According to the III, the overall employment in insurance as of this writing is 2,907,000 or almost 3 million people. Of these 2,907,000 people, there are 1,619,000 employed directly by insurance and reinsurance companies, with 1,288,000 employed by brokers, agents, and other businesses tangentially related to life insurance.

Is the life insurance industry growing?

Yes, as mentioned above, the entire insurance industry has grown by 22% in the last 10 years in the United States. Between 2018-2023, the life insurance industry grew at an annualized rate of 2.5%.

What kind of job is life insurance?

That depends on what you are doing! You could be one of the many insurance agents selling basic life insurance plans, group life insurance, and supplemental life insurance. In this case, a life insurance agent’s job is a sales job. You could be using Excel to create complicated models about risk. In this case, the life insurance job would be a more technical job. Or, you could work in human resources, dealing with people every day.

Key takeaways
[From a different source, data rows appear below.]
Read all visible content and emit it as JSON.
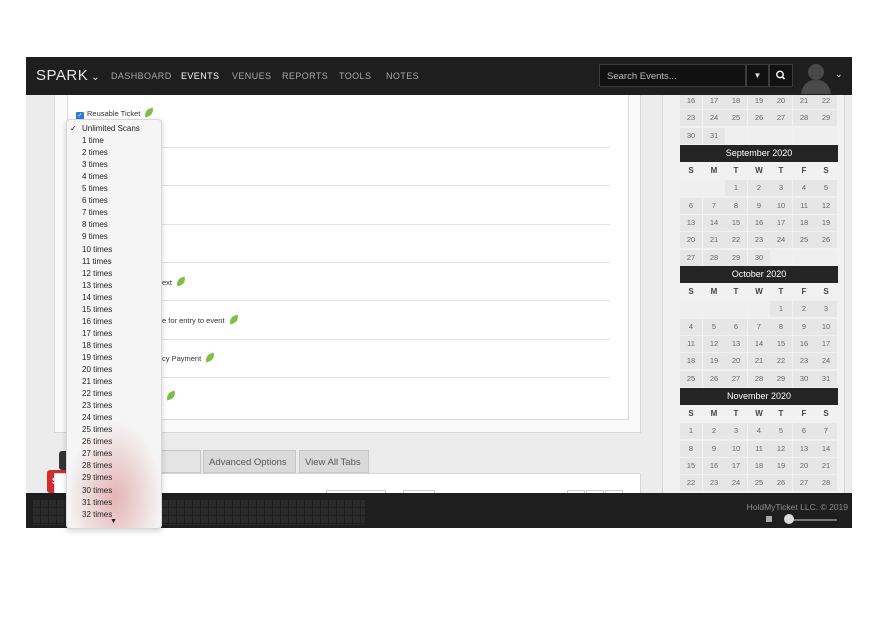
{
  "nav": {
    "brand": "SPARK",
    "items": [
      "DASHBOARD",
      "EVENTS",
      "VENUES",
      "REPORTS",
      "TOOLS",
      "NOTES"
    ],
    "active": "EVENTS",
    "search_placeholder": "Search Events..."
  },
  "form": {
    "reusable_label": "Reusable Ticket",
    "partial_rows": [
      "ext",
      "e for entry to event",
      "cy Payment"
    ]
  },
  "tabs": [
    "ket Text",
    "Advanced Options",
    "View All Tabs"
  ],
  "save_partial": "SA",
  "dropdown": {
    "selected": "Unlimited Scans",
    "options": [
      "Unlimited Scans",
      "1 time",
      "2 times",
      "3 times",
      "4 times",
      "5 times",
      "6 times",
      "7 times",
      "8 times",
      "9 times",
      "10 times",
      "11 times",
      "12 times",
      "13 times",
      "14 times",
      "15 times",
      "16 times",
      "17 times",
      "18 times",
      "19 times",
      "20 times",
      "21 times",
      "22 times",
      "23 times",
      "24 times",
      "25 times",
      "26 times",
      "27 times",
      "28 times",
      "29 times",
      "30 times",
      "31 times",
      "32 times"
    ]
  },
  "footer": {
    "copyright": "HoldMyTicket LLC. © 2019"
  },
  "calendar": {
    "dow": [
      "S",
      "M",
      "T",
      "W",
      "T",
      "F",
      "S"
    ],
    "august_tail": [
      [
        "16",
        "17",
        "18",
        "19",
        "20",
        "21",
        "22"
      ],
      [
        "23",
        "24",
        "25",
        "26",
        "27",
        "28",
        "29"
      ],
      [
        "30",
        "31",
        "",
        "",
        "",
        "",
        ""
      ]
    ],
    "months": [
      {
        "name": "September 2020",
        "weeks": [
          [
            "",
            "",
            "1",
            "2",
            "3",
            "4",
            "5"
          ],
          [
            "6",
            "7",
            "8",
            "9",
            "10",
            "11",
            "12"
          ],
          [
            "13",
            "14",
            "15",
            "16",
            "17",
            "18",
            "19"
          ],
          [
            "20",
            "21",
            "22",
            "23",
            "24",
            "25",
            "26"
          ],
          [
            "27",
            "28",
            "29",
            "30",
            "",
            "",
            ""
          ]
        ]
      },
      {
        "name": "October 2020",
        "weeks": [
          [
            "",
            "",
            "",
            "",
            "1",
            "2",
            "3"
          ],
          [
            "4",
            "5",
            "6",
            "7",
            "8",
            "9",
            "10"
          ],
          [
            "11",
            "12",
            "13",
            "14",
            "15",
            "16",
            "17"
          ],
          [
            "18",
            "19",
            "20",
            "21",
            "22",
            "23",
            "24"
          ],
          [
            "25",
            "26",
            "27",
            "28",
            "29",
            "30",
            "31"
          ]
        ]
      },
      {
        "name": "November 2020",
        "weeks": [
          [
            "1",
            "2",
            "3",
            "4",
            "5",
            "6",
            "7"
          ],
          [
            "8",
            "9",
            "10",
            "11",
            "12",
            "13",
            "14"
          ],
          [
            "15",
            "16",
            "17",
            "18",
            "19",
            "20",
            "21"
          ],
          [
            "22",
            "23",
            "24",
            "25",
            "26",
            "27",
            "28"
          ]
        ]
      }
    ]
  },
  "colors": {
    "nav_bg": "#1e1e1e",
    "checkbox": "#2f7be0",
    "leaf": "#7cc144",
    "save_red": "#d22d2d"
  }
}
  • There are almost a million people working in the life insurance industry and millions more working in related fields. Jobs are plentiful and pay well.
  • Jobs in the life insurance industry reflect different skill sets. More technical candidates might be drawn to a position for insurance underwriters, whereas more sales-oriented candidates might want to try their hand as an agent or broker.
  • Many of the sales-oriented jobs are commission-based, or a hybrid of salary and commission depending on the type of insurance policies being sold. Many of the more technical or administrative-related jobs will be salaried.
  • A job in the life insurance industry can be rewarding, as you provide people with peace of mind and economic security.
View Article Sources
  1. Careers in Insurance – Insurance Information Institute
  2. Life Insurance Industry Statistics – Zippia
  3. What Are The Different Types of Life Insurance? – SuperMoney
  4. The Differences Between Whole and Term Life Insurance – SuperMoney
  5. How Many Jobs Are Available In Oil & Gas Production – SuperMoney
  6. How Many Jobs Are Available in Marine Transportation? – SuperMoney
  7. How Many Jobs Are Available In Consumer Services? – SuperMoney
  8. How Many Jobs Are Available in Capital Goods? – SuperMoney